It is clear that the demands of workplace communication are changing. Electronic communication is connecting employees from wherever they are: at work, traveling for work, out to dinner, at home. As the lines of work and home life have blurred, communication formality has also begun to change, which is a large part of why emojis have increased across the ages of end users.
I asked some of the folks in the Lua office if they use emojis at work. The resounding answer was yes, everyday. So I wanted to take this a little farther, I asked them which ones they used and why. Here’s what I found, the most frequently used emojis in the Lua office are:
With emojis, online communication is more human.
As you can see, they are all emojis that emit a positive tone, and the Lua employees that I polled said that is exactly why they used them. Tone, empathy, encouragement- these are the words my coworkers cited as their reasons for using emojis. Communication really is changing. In a world where our words can be sent from any corner of the world at any moment, emojis are providing the human expression that is otherwise missing. It makes working with others remotely more intentional, and it solves potential problems that arise from the misunderstanding of tone. Emojis allow our our online language to be more productive, and brings empathy back into the workplace. They may seem like trivial additions, but you include them for a reason, they make your online communication more “human”.
Utilize emojis within Lua.

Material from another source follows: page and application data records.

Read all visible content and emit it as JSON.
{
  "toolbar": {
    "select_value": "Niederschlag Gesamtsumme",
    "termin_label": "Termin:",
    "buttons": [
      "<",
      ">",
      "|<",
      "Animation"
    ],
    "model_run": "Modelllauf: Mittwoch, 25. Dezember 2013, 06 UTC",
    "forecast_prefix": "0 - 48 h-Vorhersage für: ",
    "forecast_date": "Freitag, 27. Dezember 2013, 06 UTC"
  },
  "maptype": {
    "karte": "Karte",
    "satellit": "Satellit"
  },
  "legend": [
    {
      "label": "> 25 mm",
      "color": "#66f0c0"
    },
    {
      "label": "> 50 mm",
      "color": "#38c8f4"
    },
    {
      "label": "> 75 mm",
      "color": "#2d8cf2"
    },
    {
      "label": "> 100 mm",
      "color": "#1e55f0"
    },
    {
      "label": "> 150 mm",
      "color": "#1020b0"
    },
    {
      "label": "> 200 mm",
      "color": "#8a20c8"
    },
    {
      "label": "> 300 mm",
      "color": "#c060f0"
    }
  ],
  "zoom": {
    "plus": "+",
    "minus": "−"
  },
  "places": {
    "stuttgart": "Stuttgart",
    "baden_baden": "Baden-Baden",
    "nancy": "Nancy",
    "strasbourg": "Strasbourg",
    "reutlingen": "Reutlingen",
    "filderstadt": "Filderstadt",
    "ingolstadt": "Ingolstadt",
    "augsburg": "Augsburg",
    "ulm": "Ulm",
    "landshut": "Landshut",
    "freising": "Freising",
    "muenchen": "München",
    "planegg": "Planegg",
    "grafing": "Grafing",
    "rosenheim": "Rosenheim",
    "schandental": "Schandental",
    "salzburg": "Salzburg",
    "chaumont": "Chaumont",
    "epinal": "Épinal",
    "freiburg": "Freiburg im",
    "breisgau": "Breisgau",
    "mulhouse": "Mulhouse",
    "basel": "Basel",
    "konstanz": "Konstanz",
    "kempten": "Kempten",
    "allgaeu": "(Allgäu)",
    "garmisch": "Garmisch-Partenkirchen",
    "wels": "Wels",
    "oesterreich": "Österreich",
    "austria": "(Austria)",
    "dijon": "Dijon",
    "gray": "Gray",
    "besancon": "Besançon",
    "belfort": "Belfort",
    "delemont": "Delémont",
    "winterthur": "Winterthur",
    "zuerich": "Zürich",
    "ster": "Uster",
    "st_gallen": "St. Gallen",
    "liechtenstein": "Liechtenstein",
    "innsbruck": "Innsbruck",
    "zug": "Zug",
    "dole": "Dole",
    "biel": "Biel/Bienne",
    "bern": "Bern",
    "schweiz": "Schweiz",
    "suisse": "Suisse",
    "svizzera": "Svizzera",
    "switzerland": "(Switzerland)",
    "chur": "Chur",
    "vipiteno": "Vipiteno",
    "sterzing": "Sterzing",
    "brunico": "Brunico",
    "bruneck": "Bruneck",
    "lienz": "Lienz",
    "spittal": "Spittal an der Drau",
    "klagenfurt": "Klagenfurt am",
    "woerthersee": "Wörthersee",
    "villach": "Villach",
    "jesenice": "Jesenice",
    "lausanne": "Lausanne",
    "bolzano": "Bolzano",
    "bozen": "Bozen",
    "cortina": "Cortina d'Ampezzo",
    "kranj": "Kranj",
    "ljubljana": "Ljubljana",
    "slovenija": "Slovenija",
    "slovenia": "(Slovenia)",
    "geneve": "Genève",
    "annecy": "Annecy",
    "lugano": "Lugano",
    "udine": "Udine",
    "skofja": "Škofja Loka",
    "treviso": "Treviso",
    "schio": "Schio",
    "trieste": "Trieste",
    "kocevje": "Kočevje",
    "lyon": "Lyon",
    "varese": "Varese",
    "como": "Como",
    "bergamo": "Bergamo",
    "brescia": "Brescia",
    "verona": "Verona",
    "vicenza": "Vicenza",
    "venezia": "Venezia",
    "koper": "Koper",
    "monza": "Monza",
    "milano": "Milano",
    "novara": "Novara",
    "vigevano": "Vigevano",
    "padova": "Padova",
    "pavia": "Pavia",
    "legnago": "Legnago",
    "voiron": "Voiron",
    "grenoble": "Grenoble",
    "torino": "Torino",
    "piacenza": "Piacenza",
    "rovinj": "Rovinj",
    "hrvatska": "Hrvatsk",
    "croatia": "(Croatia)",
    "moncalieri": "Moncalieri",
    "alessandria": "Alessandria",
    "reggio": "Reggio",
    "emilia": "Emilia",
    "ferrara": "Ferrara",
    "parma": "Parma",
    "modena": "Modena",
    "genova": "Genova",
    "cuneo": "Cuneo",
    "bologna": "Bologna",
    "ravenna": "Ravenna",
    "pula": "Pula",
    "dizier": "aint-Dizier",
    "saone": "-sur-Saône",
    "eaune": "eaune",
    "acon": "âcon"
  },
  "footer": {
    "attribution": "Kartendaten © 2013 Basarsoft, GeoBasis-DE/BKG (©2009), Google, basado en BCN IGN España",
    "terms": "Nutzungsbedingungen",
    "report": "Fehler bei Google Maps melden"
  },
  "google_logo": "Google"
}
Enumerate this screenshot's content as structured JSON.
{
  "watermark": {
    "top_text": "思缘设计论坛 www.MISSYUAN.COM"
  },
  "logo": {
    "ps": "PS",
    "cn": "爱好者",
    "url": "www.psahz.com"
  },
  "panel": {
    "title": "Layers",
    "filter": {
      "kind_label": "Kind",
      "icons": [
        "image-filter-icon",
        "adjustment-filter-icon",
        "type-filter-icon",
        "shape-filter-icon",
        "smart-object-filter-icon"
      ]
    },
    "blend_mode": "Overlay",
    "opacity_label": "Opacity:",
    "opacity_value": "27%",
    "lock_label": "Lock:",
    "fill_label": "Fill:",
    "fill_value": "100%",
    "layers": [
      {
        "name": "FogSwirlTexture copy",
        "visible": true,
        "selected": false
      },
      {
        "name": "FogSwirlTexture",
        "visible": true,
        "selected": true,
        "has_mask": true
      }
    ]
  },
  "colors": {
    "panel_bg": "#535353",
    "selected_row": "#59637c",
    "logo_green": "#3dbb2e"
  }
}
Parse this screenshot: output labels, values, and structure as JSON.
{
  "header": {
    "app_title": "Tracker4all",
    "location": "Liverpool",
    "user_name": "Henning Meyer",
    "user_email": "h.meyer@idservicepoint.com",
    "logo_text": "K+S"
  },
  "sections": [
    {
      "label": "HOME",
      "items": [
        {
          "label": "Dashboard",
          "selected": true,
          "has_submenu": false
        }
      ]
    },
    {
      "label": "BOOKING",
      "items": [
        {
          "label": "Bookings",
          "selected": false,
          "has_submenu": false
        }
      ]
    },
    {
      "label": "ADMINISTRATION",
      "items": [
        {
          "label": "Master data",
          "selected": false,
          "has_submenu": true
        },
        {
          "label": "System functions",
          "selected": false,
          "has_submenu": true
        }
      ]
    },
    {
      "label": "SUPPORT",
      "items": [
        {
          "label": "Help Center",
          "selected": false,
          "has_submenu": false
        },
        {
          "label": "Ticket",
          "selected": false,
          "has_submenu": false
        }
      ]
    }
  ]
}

Whether you use emojis because they are quicker, easier, or signal the correct tone- chances are you use emojis at work. As the primary means of workplace communication shift from email to mobile messaging, here at Lua we want to make sure that you can message each other in real time as efficiently as you can and we know that emojis are a big part of any company’s online language. That’s why we’ve made sure that you can use emojis within the Lua app- from any of your mobile devices. So go ahead, send that “face with tears of joy” emoji after you close that last minute sales deal, the “happy face” when you need to schedule a last minute meeting, or for any other reason you need more than just your words. Today’s employees use a combination of words, pictures, files, emojis and more to get message across to their coworkers immediately and clearly, and with Lua you are empowered with all of these communication means.